tied on my skin so hard, you tell me what to do
you’ll never reach out to my soul
I’ll burn your skin so hard, desire in my hand”
The song is quite dark, but also describes the intensity and the blackness of being trapped in an abusive relationship. The heaviness of the music works as an excellent accompaniment at exhibiting the frustration and the depth of despair that goes with being treated like trash in such a manner. The song, as fucked-up as it may seem, gave me hope that I would be able to break my own strings and find my escape from the poisonous relationship I was trapped in. Luckily, I eventually burned those strings to ashes to move on.
2. “Living Dolls”
“Living Dolls” is a love song. It’s one of the first ones from ONE OK ROCK that really felt genuine with regard to my own experiences.
Typical of most of their songs off the album, it’s about a messed-up world where everything is in chaos or disarray. In a place where trust is a ghost and every individual is a manufactured version of just another person out there with no individuality, they find a person who breaks that mould and shows them a different side to this dreary existence.
“If I can touch your heart
I can tell how you feel
I’ve got the feeling that everything’s being manufactured
people without even names, except for me
they’re all looking like dolls”
My admiration for “Living Dolls” lies in the multiple meanings of it, as well as how beautifully poetic it is, not just the lyrics, but the music as well. The foundation is post-grunge with the vocal sections leaning more towards the pop side of pop punk. It shows two styles that are quite separate, yet they are brought together to create this wondrous thing. There’s a melding of both styles that is reminiscent across all of their work, but they are also highlighted as individual entities in this song, and I’m fascinated by it.

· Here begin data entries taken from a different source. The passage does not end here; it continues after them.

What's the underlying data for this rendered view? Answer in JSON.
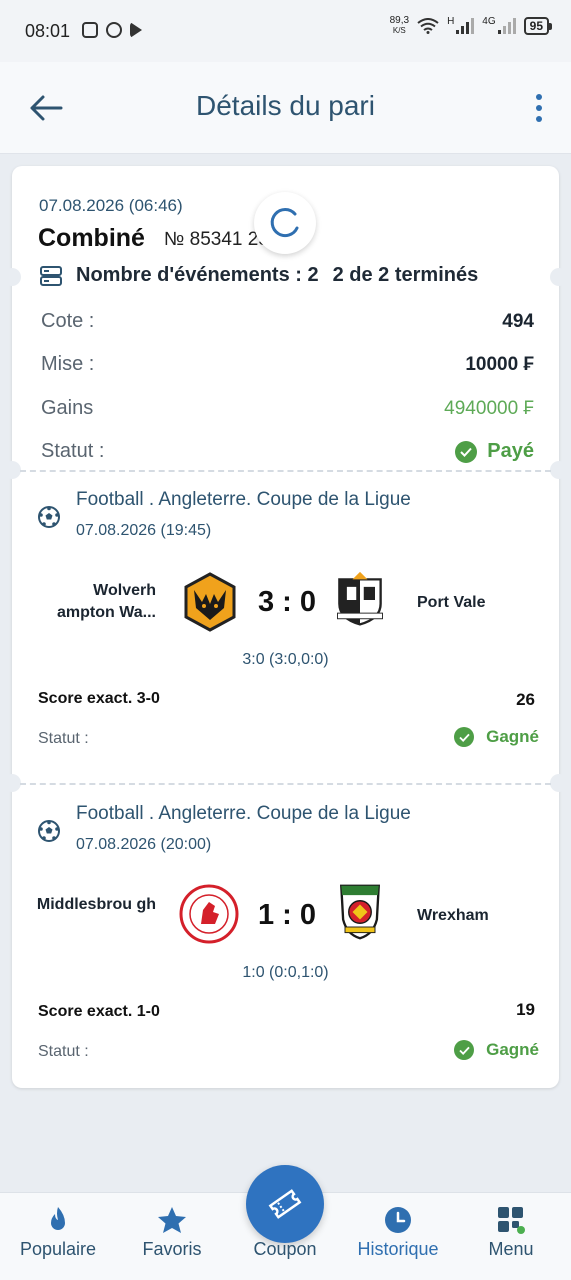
{
  "status_bar": {
    "time": "08:01",
    "speed_value": "89,3",
    "speed_unit": "K/S",
    "network_h": "H",
    "network_4g": "4G",
    "battery": "95"
  },
  "header": {
    "title": "Détails du pari",
    "back_icon": "arrow-left-icon",
    "more_icon": "more-vertical-icon"
  },
  "bet": {
    "date": "07.08.2026 (06:46)",
    "type": "Combiné",
    "number": "№ 85341        25",
    "events_label": "Nombre d'événements : 2",
    "events_done": "2 de 2 terminés",
    "rows": [
      {
        "label": "Cote :",
        "value": "494"
      },
      {
        "label": "Mise :",
        "value": "10000 ₣"
      },
      {
        "label": "Gains",
        "value": "4940000 ₣"
      }
    ],
    "status_label": "Statut :",
    "status_value": "Payé"
  },
  "events": [
    {
      "league": "Football . Angleterre. Coupe de la Ligue",
      "date": "07.08.2026 (19:45)",
      "home": "Wolverh ampton Wa...",
      "away": "Port Vale",
      "score": "3 : 0",
      "halves": "3:0 (3:0,0:0)",
      "bet_name": "Score exact. 3-0",
      "odd": "26",
      "status_label": "Statut :",
      "status": "Gagné"
    },
    {
      "league": "Football . Angleterre. Coupe de la Ligue",
      "date": "07.08.2026 (20:00)",
      "home": "Middlesbrou gh",
      "away": "Wrexham",
      "score": "1 : 0",
      "halves": "1:0 (0:0,1:0)",
      "bet_name": "Score exact. 1-0",
      "odd": "19",
      "status_label": "Statut :",
      "status": "Gagné"
    }
  ],
  "nav": [
    {
      "label": "Populaire",
      "icon": "flame-icon"
    },
    {
      "label": "Favoris",
      "icon": "star-icon"
    },
    {
      "label": "Coupon",
      "icon": "ticket-icon"
    },
    {
      "label": "Historique",
      "icon": "clock-icon"
    },
    {
      "label": "Menu",
      "icon": "grid-menu-icon"
    }
  ],
  "colors": {
    "accent": "#2f73c0",
    "title": "#2e5470",
    "success": "#4e9e46"
  }
}
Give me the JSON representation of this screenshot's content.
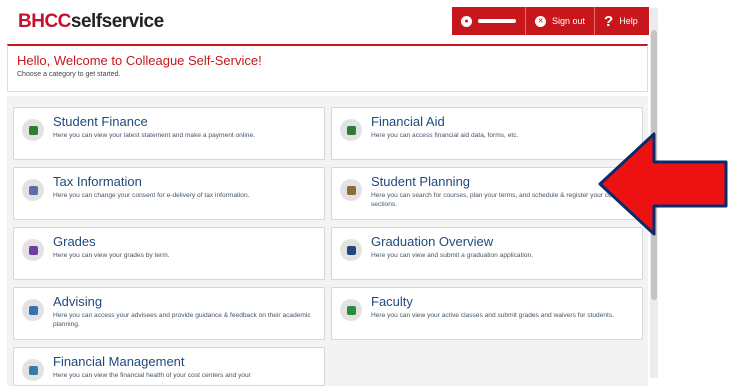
{
  "brand": {
    "part1": "BHCC",
    "part2": "selfservice"
  },
  "header": {
    "sign_out": "Sign out",
    "help": "Help",
    "help_glyph": "?"
  },
  "welcome": {
    "title": "Hello, Welcome to Colleague Self-Service!",
    "subtitle": "Choose a category to get started."
  },
  "cards": [
    {
      "title": "Student Finance",
      "desc": "Here you can view your latest statement and make a payment online.",
      "icon": "dollar-icon",
      "color": "#2e7d32"
    },
    {
      "title": "Financial Aid",
      "desc": "Here you can access financial aid data, forms, etc.",
      "icon": "money-icon",
      "color": "#2e7d32"
    },
    {
      "title": "Tax Information",
      "desc": "Here you can change your consent for e-delivery of tax information.",
      "icon": "tax-form-icon",
      "color": "#5a6fa8"
    },
    {
      "title": "Student Planning",
      "desc": "Here you can search for courses, plan your terms, and schedule & register your course sections.",
      "icon": "planning-icon",
      "color": "#8a6d3b"
    },
    {
      "title": "Grades",
      "desc": "Here you can view your grades by term.",
      "icon": "grades-icon",
      "color": "#6a3fa0"
    },
    {
      "title": "Graduation Overview",
      "desc": "Here you can view and submit a graduation application.",
      "icon": "graduation-cap-icon",
      "color": "#1f4a7c"
    },
    {
      "title": "Advising",
      "desc": "Here you can access your advisees and provide guidance & feedback on their academic planning.",
      "icon": "advising-icon",
      "color": "#3a6fb0"
    },
    {
      "title": "Faculty",
      "desc": "Here you can view your active classes and submit grades and waivers for students.",
      "icon": "faculty-icon",
      "color": "#2e8a3e"
    },
    {
      "title": "Financial Management",
      "desc": "Here you can view the financial health of your cost centers and your",
      "icon": "pie-chart-icon",
      "color": "#2f7fa8"
    }
  ],
  "annotation": {
    "icon": "red-arrow-icon",
    "color": "#ee1111",
    "outline": "#0a2a6e"
  }
}
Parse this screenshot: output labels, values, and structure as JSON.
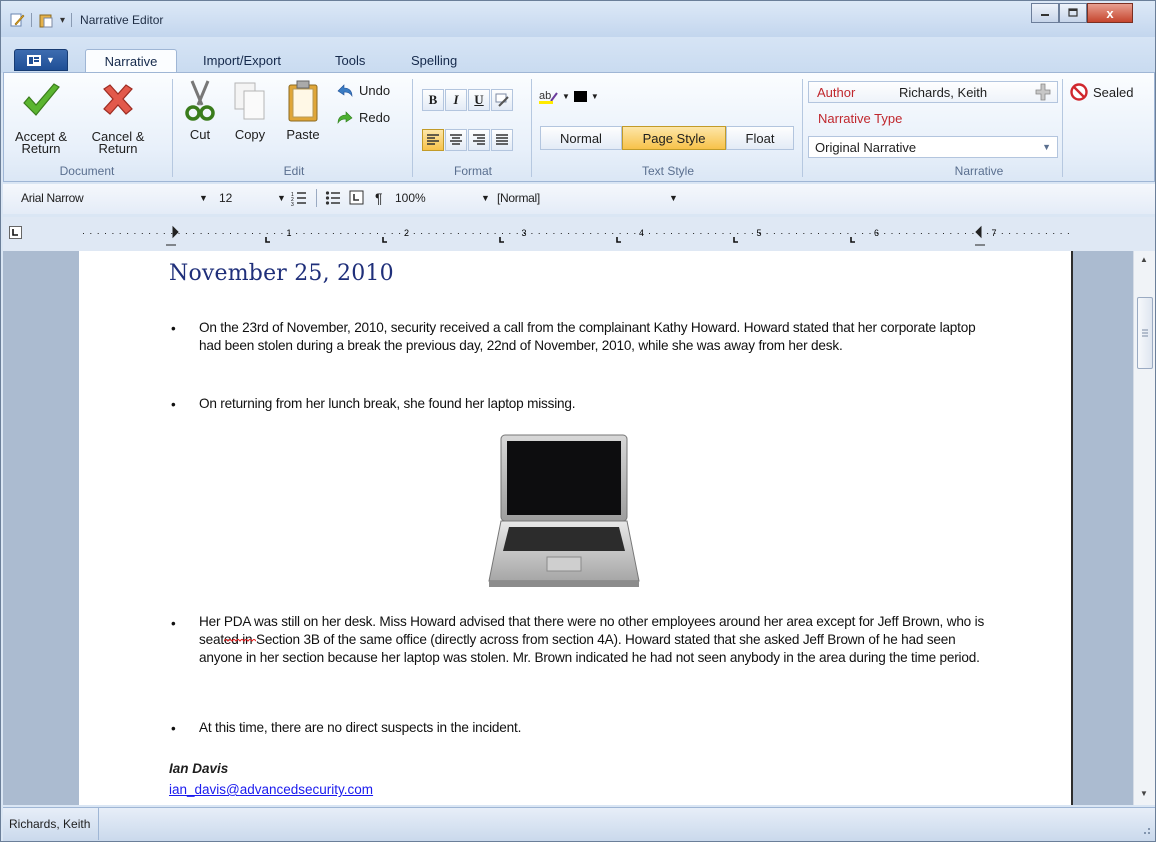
{
  "window": {
    "title": "Narrative Editor",
    "close_label": "x"
  },
  "tabs": [
    "Narrative",
    "Import/Export",
    "Tools",
    "Spelling"
  ],
  "document_group": {
    "accept": "Accept &\nReturn",
    "cancel": "Cancel &\nReturn",
    "label": "Document"
  },
  "edit_group": {
    "cut": "Cut",
    "copy": "Copy",
    "paste": "Paste",
    "undo": "Undo",
    "redo": "Redo",
    "label": "Edit"
  },
  "format_group": {
    "bold": "B",
    "italic": "I",
    "underline": "U",
    "label": "Format"
  },
  "text_style_group": {
    "styles": [
      "Normal",
      "Page Style",
      "Float"
    ],
    "selected": "Page Style",
    "label": "Text Style"
  },
  "narrative_group": {
    "author_label": "Author",
    "author_value": "Richards, Keith",
    "type_label": "Narrative Type",
    "type_value": "Original Narrative",
    "sealed_label": "Sealed",
    "label": "Narrative"
  },
  "format_toolbar": {
    "font": "Arial Narrow",
    "size": "12",
    "zoom": "100%",
    "style": "[Normal]",
    "pilcrow": "¶"
  },
  "ruler": {
    "numbers": [
      "1",
      "2",
      "3",
      "4",
      "5",
      "6",
      "7"
    ]
  },
  "document": {
    "date": "November 25, 2010",
    "bullets": [
      "On the 23rd of November, 2010, security received a call from the complainant Kathy Howard. Howard stated that her corporate laptop had been stolen during a break the previous day, 22nd of November, 2010, while she was away from her desk.",
      "On returning from her lunch break, she found her laptop missing.",
      "Her PDA was still on her desk. Miss Howard advised that there were no other employees around her area except for Jeff Brown, who is seated in Section 3B of the same office (directly across from section 4A). Howard stated that she asked Jeff Brown of he had seen anyone in her section because her laptop was stolen. Mr. Brown indicated he had not seen anybody in the area during the time period.",
      "At this time, there are no direct suspects in the incident."
    ],
    "bullet_char": "•",
    "signature_name": "Ian Davis",
    "signature_email": "ian_davis@advancedsecurity.com",
    "image": "laptop-photo"
  },
  "status": {
    "user": "Richards, Keith"
  },
  "colors": {
    "accent": "#1f4f96",
    "selected": "#f7c24a",
    "date_text": "#1f2f7a",
    "field_label": "#c0272d"
  }
}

1. “Viva Violent Fellow”
My favourite ONE OK ROCK song from their early era, “Viva Violent Fellow” is an anthem from the band to their listeners about the music they are bringing into the world. With a handful of lyrics, they show the powerful passion they have for music and the joy they feel at sharing it with as many people as they can:
“The pleasant deep sound of the guitar
Travels from the ear to the heart to the foot.
Your body sways with the kick drum
Your eyelids drop with the high-pitched sound of the snare.”
The song also has a second element to it that makes it so addicting to listen to, as much as it is inspiring. “Viva Violent Fellow” is shout-out to anyone who has ever felt the need to just let go of their inhibitions and embrace themselves without regret or hesitancy. It’s sort of the epitome of living your best fucking life as you.
“Viva violent fellow!! (hey)
Viva violent fellow!! (hey)
Let go of your your elegance
The adrenaline makes you surrender yourself to the tempting sounds
It stirs up your hot body.”
This is another one of those songs that is best consumed loudly or with supreme headphones. Also, this is a brilliant song to race to. The adrenaline that’s already coursing through your body from the high of driving at insane speeds is further electrified with the energy of “Viva Violent Fellow,” making you feel that there’s nothing you can’t fucking conquer. There were a handful of races that I kicked arse in because of the sheer thrill that this song when suffused with that adrenaline had created.
ONE OK ROCK has evolved quite a bit from this era in their history. Their musical sound has changed so much, as have the messages in their songs. But I think it’s important to remember where they began as the foundation of their original sounds still exists in so much of what they do. Bands come and go; they start in one place and they end up miles away in a completely different realm. Yet, that never makes them of lesser quality. It merely highlights their growth as artists and individuals. I look forward to seeing where their journey shall take them next.